    dataStore.edit { preferences ->
        // Get the current SortOrder as an enum
        val currentOrder = SortOrder.valueOf(
            preferences[PreferencesKeys.SORT_ORDER] ?: SortOrder.NONE.name
        )

        val newSortOrder =
            if (enable) {
                if (currentOrder == SortOrder.BY_DEADLINE) {
                    SortOrder.BY_DEADLINE_AND_PRIORITY
                } else {
                    SortOrder.BY_PRIORITY
                }
            } else {
                if (currentOrder == SortOrder.BY_DEADLINE_AND_PRIORITY) {
                    SortOrder.BY_DEADLINE
                } else {
                    SortOrder.NONE
                }
            }
        preferences[PreferencesKeys.SORT_ORDER] = newSortOrder.name
    }
}

Now that UserPreferencesRepository stores both show completed and sort order flags in DataStore and exposes a Flow<UserPreferences>, let's update the TasksViewModel to use them.

Remove showCompletedFlow and sortOrderFlow and instead, create a value called userPreferencesFlow that gets initialised with userPreferencesRepository.userPreferencesFlow:

private val userPreferencesFlow = userPreferencesRepository.userPreferencesFlow

In the tasksUiModelFlow creation, replace showCompletedFlow and sortOrderFlow with userPreferencesFlow. Replace the parameters accordingly.

When calling filterSortTasks pass in the showCompleted and sortOrder of the userPreferences. Your code should look like this:

private val tasksUiModelFlow = combine(
        repository.tasks,
        userPreferencesFlow
    ) { tasks: List<Task>, userPreferences: UserPreferences ->
        return@combine TasksUiModel(
            tasks = filterSortTasks(
                tasks,
                userPreferences.showCompleted,
                userPreferences.sortOrder
            ),
            showCompleted = userPreferences.showCompleted,
            sortOrder = userPreferences.sortOrder
        )
    }

The showCompletedTasks() function should now be updated to call userPreferencesRepository.updateShowCompleted(). As this is a suspend function, create a new coroutine in the viewModelScope:

fun showCompletedTasks(show: Boolean) {
    viewModelScope.launch {
        userPreferencesRepository.updateShowCompleted(show)
    }
}

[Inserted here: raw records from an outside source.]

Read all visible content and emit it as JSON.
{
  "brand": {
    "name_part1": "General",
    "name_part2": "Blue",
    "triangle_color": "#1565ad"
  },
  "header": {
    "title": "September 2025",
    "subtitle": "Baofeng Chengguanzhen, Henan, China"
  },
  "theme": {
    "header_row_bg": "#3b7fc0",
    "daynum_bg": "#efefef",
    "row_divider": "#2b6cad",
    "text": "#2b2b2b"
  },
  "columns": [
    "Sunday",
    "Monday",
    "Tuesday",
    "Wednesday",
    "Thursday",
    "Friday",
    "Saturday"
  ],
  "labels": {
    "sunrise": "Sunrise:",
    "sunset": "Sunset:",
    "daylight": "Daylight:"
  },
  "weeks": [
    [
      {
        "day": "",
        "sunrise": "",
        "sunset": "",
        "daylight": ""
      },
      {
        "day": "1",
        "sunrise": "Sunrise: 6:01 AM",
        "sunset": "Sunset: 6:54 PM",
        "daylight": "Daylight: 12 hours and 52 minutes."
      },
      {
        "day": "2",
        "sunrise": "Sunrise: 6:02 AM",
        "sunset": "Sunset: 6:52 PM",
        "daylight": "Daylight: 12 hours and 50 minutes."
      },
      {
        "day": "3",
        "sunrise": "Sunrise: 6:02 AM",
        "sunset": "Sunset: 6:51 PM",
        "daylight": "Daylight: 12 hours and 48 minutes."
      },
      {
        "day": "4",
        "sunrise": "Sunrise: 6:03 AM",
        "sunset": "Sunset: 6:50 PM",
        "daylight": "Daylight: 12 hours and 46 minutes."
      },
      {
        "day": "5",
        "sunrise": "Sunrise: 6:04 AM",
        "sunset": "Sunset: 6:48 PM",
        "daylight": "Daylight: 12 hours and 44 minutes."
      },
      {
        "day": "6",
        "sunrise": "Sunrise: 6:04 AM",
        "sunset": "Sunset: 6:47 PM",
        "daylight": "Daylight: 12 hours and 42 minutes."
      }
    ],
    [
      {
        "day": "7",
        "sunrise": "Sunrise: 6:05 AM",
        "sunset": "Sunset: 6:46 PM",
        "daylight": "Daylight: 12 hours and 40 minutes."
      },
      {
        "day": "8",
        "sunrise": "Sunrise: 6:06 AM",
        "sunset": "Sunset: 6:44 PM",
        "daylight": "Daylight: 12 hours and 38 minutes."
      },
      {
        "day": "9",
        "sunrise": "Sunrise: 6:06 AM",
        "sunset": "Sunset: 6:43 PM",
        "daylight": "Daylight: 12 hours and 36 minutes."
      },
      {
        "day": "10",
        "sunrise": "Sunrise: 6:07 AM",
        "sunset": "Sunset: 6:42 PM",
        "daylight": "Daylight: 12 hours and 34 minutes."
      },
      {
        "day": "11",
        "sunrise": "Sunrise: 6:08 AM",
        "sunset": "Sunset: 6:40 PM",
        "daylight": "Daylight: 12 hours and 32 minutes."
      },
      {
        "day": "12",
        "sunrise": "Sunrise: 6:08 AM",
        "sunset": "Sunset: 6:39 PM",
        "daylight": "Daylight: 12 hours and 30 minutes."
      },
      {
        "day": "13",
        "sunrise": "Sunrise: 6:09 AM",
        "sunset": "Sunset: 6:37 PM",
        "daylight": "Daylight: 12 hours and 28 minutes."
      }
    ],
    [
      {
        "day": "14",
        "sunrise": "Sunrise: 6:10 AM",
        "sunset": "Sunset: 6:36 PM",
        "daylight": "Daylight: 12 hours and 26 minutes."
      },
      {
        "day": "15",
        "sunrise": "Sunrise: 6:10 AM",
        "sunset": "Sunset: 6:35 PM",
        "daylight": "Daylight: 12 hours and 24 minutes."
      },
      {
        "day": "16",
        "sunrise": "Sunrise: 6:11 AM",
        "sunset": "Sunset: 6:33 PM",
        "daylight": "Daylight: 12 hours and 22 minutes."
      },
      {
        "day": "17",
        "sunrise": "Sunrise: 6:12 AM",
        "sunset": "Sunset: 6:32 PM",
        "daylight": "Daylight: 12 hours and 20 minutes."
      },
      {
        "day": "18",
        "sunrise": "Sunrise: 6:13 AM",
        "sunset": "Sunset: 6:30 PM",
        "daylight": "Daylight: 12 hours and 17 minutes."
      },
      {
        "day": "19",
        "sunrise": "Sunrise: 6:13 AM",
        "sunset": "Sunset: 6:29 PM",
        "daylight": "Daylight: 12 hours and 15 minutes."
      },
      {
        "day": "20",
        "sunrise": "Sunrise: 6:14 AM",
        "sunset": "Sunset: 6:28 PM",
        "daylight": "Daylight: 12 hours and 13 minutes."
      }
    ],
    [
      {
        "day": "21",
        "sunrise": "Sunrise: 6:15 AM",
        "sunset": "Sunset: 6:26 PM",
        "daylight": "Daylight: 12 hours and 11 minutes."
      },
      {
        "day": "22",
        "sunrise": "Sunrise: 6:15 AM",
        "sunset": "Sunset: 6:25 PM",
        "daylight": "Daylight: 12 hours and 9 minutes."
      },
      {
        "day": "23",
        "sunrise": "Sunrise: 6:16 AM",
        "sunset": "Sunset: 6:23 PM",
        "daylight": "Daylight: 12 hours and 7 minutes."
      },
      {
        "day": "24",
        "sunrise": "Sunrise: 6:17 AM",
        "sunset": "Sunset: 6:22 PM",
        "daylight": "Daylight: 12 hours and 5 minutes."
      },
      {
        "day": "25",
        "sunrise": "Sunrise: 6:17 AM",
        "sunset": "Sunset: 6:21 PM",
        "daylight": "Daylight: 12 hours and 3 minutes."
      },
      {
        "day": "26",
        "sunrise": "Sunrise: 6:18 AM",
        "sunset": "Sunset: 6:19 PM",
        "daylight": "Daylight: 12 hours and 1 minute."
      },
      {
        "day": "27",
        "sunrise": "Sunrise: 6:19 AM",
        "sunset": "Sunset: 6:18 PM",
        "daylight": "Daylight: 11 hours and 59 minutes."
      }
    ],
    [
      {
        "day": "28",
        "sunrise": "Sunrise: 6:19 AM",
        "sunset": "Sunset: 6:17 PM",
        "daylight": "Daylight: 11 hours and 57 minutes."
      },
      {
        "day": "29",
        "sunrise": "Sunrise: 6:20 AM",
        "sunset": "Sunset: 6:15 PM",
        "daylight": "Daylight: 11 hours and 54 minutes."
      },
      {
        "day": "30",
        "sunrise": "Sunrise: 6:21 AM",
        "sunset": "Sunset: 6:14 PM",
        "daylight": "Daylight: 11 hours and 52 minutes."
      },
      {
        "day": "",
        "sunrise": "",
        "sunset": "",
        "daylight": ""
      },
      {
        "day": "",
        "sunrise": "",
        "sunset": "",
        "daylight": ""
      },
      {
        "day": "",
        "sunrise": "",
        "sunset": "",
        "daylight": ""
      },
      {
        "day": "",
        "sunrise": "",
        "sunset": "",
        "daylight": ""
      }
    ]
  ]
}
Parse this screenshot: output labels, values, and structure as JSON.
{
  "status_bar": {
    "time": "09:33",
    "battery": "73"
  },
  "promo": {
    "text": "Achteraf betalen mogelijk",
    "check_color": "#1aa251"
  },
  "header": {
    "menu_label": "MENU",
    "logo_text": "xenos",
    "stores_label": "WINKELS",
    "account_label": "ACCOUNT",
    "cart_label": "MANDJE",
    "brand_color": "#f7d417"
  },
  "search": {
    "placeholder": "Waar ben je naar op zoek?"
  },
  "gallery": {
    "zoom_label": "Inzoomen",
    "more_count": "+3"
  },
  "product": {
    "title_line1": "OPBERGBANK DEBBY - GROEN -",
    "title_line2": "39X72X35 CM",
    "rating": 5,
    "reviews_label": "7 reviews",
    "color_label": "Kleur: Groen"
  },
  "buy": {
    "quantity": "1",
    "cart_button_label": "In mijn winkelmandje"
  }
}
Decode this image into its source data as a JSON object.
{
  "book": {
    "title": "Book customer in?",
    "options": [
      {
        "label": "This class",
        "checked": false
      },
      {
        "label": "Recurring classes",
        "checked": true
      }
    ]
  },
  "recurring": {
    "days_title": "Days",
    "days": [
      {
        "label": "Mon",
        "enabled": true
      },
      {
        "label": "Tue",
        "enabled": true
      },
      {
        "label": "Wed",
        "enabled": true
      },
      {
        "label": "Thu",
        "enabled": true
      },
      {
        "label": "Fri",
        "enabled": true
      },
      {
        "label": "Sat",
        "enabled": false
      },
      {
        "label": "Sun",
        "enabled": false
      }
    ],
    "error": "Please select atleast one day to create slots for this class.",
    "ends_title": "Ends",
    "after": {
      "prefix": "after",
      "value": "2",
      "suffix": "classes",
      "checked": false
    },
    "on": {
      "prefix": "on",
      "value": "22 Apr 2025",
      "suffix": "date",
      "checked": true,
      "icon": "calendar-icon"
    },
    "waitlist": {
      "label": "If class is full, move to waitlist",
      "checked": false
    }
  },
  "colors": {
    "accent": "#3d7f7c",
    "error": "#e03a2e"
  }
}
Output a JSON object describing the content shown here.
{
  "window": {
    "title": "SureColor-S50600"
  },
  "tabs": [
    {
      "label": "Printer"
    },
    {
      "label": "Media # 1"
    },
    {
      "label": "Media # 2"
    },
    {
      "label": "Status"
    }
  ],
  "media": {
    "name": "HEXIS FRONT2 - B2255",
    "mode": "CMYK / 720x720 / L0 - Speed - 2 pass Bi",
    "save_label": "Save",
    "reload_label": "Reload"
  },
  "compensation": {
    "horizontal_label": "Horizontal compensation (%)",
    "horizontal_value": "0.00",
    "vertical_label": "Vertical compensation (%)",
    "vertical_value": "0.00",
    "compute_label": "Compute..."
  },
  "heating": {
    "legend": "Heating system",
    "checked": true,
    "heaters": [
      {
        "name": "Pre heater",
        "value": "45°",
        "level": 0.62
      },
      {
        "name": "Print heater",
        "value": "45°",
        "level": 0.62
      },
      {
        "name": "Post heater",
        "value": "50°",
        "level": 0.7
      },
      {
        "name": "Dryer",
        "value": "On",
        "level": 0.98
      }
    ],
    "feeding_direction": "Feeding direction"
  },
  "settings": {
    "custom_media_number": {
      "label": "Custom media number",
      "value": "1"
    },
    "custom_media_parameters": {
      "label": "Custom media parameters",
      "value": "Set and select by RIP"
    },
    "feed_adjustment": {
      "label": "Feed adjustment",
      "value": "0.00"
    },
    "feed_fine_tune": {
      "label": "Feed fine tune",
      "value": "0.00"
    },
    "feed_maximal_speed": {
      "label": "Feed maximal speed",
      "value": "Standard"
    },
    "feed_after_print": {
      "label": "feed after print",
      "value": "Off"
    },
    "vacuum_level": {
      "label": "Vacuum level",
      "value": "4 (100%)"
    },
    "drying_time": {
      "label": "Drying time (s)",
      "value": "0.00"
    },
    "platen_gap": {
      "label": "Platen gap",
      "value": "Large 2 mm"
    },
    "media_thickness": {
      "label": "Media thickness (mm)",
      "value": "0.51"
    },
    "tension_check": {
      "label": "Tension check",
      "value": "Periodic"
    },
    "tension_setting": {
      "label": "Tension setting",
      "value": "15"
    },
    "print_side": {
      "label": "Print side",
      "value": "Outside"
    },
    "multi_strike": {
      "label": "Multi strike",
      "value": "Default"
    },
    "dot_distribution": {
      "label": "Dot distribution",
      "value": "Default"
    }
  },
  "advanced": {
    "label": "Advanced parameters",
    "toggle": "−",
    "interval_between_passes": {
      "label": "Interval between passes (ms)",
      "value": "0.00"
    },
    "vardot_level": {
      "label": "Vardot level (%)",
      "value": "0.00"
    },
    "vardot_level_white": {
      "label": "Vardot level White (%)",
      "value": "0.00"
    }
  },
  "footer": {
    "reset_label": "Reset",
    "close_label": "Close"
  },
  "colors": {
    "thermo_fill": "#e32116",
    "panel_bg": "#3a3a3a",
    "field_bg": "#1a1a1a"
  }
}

userPreferencesRepository functions enableSortByDeadline() and enableSortByPriority() are now suspend functions so they should also be called in a new coroutine, launched in the viewModelScope:

fun enableSortByDeadline(enable: Boolean) {
    viewModelScope.launch {
       userPreferencesRepository.enableSortByDeadline(enable)
    }
}

fun enableSortByPriority(enable: Boolean) {
    viewModelScope.launch {
        userPreferencesRepository.enableSortByPriority(enable)
    }
}

Clean up UserPreferencesRepository

Let's remove the fields and methods that are no longer needed. You should be able to delete the following:

Our app should now compile successfully. Let's run it to see if the show completed and sort order flags are saved correctly.

Check out the preferences branch of the codelab repo to compare your changes.

Now that you migrated to Preferences DataStore let's recap what we've learned: